U of A Plays Vital Role in Economic Development of Arkansas

The University of Arkansas has always had an impact on the Arkansas economy, but a report released yesterday revealed that in 2018 that impact was in excess of $2.2 billion. This was an increase of approximately $1 billion since 2014. This figure was calculated by looking at the university’s construction expenditures, research expenditures, spending by students and visitors, payroll, and technology transfer to the marketplace, among other things. Implicit in our land-grant mission is an active role in the economic development of the state. This report makes clear just how important that role has become.

There are a lot of ways to talk about the significance of the university’s economic impact on Arkansas, but perhaps the most important thing to note is that the $166.8 million in state appropriations the university received in 2018 were leveraged 13.56 times. That means each dollar appropriated by the state of Arkansas to the university generated an economic impact of $13.56. By any measure, that is an outstanding return on investment. We have always prided ourselves on being good stewards of state resources, and this figure confirms our pride is not misplaced. In a time when people are increasingly questioning the value of public universities like ours, we think it’s important to emphasize the connection between the work we do and the impact it has on the state.

For instance, in 2018 the university earned more than $90 million in research awards. This represents a 4.8 percent increase over the previous year and roughly a 34 percent increase over the last 10 years. Combined with the university’s contributions, these awards translated into research expenditures of $175 million. While the purpose of this research is to make lives better by improving our health and safety, reducing inefficiencies and costs, and spreading new innovations and knowledge, it certainly doesn’t hurt that most of every dollar generated by research awards is spent in Arkansas on salaries and supplies for funded research.

Research also yields the intellectual property underlying startups and local businesses. In 2017, the university received 54 invention disclosures, filed eight new patent applications, and received 13 patent issues. Still, we think we can expand and accelerate these efforts, and have an even bigger impact on the state economy. Last fall, the U of A received a $23.7 million grant from the Walton Family Charitable Support Foundation to support research and commercialization. These funds will be used to invest in signature research areas, outstanding faculty, and support staff needed to drive research and discovery.

Not all research can or even needs to be commercialized, but where there are strong commercial applications, our campus researchers will now find a more efficient pathway to the marketplace. Ultimately, we can do a better job of creating start-up companies based on university research, or licensing patents based off that research to companies.
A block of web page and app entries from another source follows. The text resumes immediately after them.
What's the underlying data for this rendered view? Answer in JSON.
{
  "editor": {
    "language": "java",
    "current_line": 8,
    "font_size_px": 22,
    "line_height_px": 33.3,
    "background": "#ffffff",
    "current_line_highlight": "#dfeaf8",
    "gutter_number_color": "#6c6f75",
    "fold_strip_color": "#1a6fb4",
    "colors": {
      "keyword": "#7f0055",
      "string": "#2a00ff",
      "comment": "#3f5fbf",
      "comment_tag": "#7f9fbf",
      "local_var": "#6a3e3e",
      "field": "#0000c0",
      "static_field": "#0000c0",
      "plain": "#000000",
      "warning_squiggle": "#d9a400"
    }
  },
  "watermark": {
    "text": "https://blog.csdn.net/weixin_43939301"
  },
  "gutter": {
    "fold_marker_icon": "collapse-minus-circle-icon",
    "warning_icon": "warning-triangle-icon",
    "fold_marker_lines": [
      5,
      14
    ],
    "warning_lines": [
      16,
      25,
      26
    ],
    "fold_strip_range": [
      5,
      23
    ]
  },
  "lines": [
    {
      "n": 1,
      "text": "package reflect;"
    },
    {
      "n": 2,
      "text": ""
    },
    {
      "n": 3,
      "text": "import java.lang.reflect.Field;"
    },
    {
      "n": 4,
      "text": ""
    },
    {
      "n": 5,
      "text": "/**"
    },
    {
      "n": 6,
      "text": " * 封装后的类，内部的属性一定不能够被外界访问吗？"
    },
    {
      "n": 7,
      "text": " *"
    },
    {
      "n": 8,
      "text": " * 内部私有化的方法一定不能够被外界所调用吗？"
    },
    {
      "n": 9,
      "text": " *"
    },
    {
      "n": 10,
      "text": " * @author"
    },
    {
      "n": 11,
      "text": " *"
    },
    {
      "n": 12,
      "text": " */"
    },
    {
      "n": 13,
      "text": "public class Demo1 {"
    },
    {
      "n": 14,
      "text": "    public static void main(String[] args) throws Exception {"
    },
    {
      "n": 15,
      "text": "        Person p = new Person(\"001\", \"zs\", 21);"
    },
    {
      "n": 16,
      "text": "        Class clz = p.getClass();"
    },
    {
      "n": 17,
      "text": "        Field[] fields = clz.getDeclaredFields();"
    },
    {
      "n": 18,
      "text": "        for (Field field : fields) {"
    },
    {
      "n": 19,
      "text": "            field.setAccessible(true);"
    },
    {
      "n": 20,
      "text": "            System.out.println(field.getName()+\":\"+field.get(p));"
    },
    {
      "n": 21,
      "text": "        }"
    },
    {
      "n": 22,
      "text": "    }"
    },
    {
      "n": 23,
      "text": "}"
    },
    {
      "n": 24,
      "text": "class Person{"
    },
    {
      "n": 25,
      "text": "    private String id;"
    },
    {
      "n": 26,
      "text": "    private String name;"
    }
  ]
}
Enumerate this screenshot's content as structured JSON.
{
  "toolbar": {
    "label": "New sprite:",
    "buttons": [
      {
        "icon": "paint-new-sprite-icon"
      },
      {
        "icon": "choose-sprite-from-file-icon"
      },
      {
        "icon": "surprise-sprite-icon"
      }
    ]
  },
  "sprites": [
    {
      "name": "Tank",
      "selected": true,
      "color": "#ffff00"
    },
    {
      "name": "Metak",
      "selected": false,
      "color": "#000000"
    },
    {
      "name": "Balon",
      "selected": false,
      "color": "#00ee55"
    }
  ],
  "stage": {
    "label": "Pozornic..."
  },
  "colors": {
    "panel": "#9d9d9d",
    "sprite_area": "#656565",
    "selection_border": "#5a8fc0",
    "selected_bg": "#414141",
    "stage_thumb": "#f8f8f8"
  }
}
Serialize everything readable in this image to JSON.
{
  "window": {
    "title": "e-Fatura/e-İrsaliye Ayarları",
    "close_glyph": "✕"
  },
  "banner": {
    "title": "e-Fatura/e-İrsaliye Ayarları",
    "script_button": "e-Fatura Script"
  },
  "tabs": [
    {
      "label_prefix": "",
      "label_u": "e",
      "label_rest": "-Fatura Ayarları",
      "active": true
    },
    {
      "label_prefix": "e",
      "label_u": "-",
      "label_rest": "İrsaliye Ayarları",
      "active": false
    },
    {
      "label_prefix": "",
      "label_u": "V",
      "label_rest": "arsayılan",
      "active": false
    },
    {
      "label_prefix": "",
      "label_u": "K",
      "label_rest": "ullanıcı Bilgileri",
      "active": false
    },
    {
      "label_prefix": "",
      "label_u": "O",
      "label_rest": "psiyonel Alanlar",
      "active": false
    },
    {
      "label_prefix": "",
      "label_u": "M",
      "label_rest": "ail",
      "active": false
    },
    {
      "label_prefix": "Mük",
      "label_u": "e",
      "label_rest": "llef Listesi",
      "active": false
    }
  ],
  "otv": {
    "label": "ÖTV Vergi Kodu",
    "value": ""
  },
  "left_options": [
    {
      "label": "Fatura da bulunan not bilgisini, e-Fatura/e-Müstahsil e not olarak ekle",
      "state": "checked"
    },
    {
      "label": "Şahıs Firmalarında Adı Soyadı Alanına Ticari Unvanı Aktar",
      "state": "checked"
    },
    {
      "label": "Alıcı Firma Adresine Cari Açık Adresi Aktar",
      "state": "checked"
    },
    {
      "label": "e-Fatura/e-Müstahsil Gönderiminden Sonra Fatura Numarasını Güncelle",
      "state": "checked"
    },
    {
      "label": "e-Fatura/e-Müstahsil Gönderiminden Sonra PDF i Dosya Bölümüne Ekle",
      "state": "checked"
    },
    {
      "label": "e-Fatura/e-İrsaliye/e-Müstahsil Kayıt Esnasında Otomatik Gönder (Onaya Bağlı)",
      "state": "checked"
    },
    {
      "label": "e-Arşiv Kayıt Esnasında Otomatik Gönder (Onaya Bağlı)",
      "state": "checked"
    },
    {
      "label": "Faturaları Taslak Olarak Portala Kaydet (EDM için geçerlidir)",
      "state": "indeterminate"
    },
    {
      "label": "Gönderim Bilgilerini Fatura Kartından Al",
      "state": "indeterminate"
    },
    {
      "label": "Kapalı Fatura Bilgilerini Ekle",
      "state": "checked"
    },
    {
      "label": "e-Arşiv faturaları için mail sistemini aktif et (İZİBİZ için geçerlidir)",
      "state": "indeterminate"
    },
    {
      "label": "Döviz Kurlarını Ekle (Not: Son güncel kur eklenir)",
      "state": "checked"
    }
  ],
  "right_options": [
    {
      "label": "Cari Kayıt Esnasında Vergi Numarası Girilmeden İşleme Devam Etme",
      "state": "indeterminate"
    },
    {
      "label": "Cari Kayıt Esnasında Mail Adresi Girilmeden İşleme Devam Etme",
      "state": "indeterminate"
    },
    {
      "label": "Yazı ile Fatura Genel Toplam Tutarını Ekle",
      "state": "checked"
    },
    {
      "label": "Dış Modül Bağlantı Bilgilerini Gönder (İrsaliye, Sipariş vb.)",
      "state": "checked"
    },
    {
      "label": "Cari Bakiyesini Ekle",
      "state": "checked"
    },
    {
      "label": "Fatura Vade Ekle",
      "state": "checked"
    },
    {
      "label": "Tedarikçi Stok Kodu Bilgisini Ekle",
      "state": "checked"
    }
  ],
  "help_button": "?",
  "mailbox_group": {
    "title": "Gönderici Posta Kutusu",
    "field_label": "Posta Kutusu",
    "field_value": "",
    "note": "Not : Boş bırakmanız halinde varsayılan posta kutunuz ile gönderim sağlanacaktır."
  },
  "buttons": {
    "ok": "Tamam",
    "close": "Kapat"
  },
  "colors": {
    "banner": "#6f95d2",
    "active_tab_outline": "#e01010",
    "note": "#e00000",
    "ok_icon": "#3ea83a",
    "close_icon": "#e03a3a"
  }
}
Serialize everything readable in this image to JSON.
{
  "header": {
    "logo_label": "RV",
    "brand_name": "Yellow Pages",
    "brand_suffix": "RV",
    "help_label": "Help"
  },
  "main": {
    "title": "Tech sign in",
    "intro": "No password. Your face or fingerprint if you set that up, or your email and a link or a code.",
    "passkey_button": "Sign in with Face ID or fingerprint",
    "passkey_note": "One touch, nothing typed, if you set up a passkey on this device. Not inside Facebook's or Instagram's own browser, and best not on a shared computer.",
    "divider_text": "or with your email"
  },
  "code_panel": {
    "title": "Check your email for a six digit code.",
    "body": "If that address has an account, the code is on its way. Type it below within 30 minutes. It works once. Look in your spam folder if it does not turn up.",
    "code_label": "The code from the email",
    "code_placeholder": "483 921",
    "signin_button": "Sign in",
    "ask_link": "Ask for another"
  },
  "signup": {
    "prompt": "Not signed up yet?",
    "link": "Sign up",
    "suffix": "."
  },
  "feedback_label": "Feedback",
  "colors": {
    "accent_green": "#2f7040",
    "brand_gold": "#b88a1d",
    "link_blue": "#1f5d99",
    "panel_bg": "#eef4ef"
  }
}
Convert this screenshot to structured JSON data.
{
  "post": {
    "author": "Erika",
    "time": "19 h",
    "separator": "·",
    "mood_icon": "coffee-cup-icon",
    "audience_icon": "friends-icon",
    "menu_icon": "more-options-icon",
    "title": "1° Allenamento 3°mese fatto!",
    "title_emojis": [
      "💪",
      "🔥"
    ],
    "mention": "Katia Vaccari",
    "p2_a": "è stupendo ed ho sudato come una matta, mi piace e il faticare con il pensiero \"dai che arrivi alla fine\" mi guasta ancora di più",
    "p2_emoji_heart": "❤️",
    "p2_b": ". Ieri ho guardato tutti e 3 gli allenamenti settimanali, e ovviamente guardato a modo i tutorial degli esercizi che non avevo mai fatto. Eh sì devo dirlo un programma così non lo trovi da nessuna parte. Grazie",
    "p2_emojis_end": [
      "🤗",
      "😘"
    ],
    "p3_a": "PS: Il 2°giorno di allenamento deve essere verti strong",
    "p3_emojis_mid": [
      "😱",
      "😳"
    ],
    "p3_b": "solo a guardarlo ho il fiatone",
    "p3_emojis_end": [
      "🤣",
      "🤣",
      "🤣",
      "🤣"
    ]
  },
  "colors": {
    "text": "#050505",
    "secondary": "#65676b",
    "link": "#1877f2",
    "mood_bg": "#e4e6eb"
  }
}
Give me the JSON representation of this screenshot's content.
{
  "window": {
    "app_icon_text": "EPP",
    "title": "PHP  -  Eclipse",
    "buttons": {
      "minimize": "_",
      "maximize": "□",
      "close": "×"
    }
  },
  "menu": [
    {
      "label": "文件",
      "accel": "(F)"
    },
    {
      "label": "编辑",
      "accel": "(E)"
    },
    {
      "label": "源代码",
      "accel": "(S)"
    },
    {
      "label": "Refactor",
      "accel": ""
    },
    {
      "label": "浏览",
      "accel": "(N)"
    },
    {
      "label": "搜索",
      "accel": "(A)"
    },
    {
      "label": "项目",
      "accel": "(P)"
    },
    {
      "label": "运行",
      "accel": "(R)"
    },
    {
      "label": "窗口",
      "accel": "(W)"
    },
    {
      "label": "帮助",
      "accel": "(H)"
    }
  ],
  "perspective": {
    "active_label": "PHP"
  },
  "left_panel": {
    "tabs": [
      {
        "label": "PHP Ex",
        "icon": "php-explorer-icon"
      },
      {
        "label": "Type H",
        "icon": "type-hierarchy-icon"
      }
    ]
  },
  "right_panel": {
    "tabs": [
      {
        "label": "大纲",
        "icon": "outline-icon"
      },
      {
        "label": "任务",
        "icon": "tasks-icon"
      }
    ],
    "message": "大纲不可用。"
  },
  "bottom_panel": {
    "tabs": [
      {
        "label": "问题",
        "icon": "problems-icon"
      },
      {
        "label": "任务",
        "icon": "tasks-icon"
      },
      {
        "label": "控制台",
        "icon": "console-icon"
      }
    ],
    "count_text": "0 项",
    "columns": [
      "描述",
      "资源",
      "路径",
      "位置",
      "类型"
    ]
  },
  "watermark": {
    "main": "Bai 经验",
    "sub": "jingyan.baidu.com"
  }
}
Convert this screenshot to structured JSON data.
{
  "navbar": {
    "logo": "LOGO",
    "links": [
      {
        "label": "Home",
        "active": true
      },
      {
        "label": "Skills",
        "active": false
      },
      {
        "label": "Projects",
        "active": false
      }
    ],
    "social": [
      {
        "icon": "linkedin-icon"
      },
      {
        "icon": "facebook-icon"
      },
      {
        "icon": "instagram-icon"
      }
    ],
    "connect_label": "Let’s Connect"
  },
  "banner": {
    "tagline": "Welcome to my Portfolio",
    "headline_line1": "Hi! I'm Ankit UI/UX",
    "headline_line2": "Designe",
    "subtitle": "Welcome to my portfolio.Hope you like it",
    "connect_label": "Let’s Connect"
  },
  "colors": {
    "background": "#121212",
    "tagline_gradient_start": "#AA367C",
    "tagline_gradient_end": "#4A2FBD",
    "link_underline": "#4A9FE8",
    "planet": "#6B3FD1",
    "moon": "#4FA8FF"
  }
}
It also bears mentioning what the overall figure of $2.2 billion does not reflect: the wages earned by more than 77,000 U of A alumni who live in the state, a total of about $2.7 billion. Alumni also paid more than $210 million in taxes supporting our state. If you combine that with the more than $89 million in university-related taxes paid, the U of A is contributing, directly or indirectly, approximately $300 million in state income, state sales and local taxes annually. Nor does the $2.2 billion reflect all the ways the university impacts the state through the arts and humanities, increasing civic knowledge and engagement, advising young entrepreneurs and all our other outreach efforts.

Since its founding in 1871, the University of Arkansas has awarded more than 200,000 degrees and become a bigger and bigger economic engine for the state with each passing year. Our mission provides transformational opportunities and skills. We solve problems through research and discovery. We grow local businesses, create jobs and provide hundreds of millions in state and local tax revenue. And while our economic impact on the state is important and growing, the most important thing we continue to do at the U of A is educating students — people who will make a significant and lasting impact on the state for decades to come.

And that’s great for Arkansas.

Published in Arkansas Democrat-Gazette February 21, 2019